• _YOUR ASSIGNMENT_: Report how many lines in the records hold the string "this"; give the number and nothing else.

[Stored data entries]
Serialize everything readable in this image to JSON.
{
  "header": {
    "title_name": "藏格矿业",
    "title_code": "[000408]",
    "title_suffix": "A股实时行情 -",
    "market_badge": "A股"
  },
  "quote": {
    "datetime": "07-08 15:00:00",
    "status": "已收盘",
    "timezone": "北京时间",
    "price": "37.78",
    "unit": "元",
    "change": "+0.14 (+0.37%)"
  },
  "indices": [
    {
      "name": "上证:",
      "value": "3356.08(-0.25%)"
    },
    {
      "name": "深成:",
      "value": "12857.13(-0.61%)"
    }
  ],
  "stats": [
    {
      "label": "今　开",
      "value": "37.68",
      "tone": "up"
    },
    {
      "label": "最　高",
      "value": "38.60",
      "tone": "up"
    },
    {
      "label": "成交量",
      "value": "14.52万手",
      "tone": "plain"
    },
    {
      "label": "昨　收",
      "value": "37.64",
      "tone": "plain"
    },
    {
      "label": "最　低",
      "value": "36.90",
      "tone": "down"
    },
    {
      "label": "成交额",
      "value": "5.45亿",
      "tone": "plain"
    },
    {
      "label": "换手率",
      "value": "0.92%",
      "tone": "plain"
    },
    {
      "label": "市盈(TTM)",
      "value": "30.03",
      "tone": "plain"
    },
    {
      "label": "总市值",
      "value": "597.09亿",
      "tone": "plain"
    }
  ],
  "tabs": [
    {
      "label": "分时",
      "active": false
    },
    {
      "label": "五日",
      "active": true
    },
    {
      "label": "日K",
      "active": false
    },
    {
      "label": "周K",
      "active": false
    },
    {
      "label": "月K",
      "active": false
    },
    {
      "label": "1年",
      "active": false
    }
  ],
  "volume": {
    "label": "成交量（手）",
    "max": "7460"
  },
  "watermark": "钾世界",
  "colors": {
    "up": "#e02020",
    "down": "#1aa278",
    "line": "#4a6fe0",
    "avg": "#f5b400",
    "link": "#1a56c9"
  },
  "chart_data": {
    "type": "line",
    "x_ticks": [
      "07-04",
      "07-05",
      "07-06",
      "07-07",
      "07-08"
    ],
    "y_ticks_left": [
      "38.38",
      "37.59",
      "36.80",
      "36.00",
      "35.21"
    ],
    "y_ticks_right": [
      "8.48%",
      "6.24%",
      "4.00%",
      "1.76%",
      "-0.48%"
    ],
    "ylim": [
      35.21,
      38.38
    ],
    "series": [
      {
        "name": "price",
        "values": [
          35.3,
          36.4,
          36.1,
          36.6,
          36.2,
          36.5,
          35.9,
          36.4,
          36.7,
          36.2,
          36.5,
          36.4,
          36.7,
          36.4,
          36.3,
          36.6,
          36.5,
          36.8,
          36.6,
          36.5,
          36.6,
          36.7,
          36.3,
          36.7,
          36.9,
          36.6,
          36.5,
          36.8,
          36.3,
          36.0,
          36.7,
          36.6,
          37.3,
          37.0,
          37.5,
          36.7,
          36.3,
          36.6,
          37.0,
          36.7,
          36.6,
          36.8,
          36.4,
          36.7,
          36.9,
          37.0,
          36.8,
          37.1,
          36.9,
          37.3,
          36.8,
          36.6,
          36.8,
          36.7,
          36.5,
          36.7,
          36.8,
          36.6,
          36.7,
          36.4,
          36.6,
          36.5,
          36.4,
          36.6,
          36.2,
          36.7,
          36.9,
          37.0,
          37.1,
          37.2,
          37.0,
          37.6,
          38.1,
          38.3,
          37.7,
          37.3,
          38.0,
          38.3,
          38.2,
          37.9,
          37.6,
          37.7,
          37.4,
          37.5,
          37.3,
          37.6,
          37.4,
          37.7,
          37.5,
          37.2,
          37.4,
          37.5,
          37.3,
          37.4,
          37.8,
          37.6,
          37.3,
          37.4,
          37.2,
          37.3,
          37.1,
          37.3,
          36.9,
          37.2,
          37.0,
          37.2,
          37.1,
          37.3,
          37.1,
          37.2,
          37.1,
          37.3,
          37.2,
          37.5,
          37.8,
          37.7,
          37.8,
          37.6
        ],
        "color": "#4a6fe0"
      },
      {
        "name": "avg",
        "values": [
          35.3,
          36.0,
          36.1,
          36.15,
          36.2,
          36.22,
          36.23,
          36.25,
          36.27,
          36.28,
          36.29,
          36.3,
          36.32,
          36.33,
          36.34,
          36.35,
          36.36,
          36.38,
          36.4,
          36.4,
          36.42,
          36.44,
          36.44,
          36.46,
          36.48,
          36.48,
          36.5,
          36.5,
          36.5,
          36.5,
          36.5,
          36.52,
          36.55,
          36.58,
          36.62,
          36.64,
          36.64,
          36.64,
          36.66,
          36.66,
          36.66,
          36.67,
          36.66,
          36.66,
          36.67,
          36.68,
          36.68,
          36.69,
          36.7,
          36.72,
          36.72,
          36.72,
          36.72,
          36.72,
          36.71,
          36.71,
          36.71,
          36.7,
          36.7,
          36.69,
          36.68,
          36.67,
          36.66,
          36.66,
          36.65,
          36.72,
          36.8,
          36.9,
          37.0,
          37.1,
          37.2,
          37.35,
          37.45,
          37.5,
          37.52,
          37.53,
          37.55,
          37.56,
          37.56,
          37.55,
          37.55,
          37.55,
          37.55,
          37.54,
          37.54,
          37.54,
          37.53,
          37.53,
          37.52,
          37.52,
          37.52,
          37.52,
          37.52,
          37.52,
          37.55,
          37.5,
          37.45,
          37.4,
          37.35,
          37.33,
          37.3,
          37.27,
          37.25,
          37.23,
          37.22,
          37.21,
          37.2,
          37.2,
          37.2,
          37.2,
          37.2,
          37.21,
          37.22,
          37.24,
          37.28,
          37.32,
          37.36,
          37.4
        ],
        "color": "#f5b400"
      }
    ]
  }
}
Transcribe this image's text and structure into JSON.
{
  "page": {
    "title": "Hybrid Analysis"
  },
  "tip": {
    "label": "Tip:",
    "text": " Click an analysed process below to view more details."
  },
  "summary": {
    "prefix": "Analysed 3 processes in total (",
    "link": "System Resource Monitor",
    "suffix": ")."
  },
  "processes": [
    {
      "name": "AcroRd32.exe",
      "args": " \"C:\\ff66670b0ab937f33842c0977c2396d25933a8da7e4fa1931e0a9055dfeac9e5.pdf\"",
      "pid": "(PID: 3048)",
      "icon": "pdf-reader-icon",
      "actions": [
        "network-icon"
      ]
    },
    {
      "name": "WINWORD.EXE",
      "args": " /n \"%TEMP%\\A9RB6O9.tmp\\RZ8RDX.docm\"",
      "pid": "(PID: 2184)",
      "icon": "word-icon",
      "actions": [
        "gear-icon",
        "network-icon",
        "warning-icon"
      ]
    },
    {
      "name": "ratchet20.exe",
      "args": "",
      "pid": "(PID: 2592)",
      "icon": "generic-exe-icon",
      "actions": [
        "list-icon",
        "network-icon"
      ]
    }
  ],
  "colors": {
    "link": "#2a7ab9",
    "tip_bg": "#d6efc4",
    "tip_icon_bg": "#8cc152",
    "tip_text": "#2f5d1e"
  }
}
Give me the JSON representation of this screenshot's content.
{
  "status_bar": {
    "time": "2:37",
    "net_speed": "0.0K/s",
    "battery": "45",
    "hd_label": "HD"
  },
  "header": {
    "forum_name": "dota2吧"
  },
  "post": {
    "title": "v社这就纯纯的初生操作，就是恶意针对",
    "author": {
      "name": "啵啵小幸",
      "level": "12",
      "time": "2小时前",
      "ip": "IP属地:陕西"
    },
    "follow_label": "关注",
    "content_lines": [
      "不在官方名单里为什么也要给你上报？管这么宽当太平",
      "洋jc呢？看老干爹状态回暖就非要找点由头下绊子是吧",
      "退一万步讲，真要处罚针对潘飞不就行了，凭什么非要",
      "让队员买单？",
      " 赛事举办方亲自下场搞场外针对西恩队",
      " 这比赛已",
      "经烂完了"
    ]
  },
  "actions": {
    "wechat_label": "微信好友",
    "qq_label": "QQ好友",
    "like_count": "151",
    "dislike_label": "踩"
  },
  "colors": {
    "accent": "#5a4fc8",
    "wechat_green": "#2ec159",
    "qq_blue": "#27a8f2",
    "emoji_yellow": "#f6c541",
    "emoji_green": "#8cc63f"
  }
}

• _YOUR RESPONSE_: 3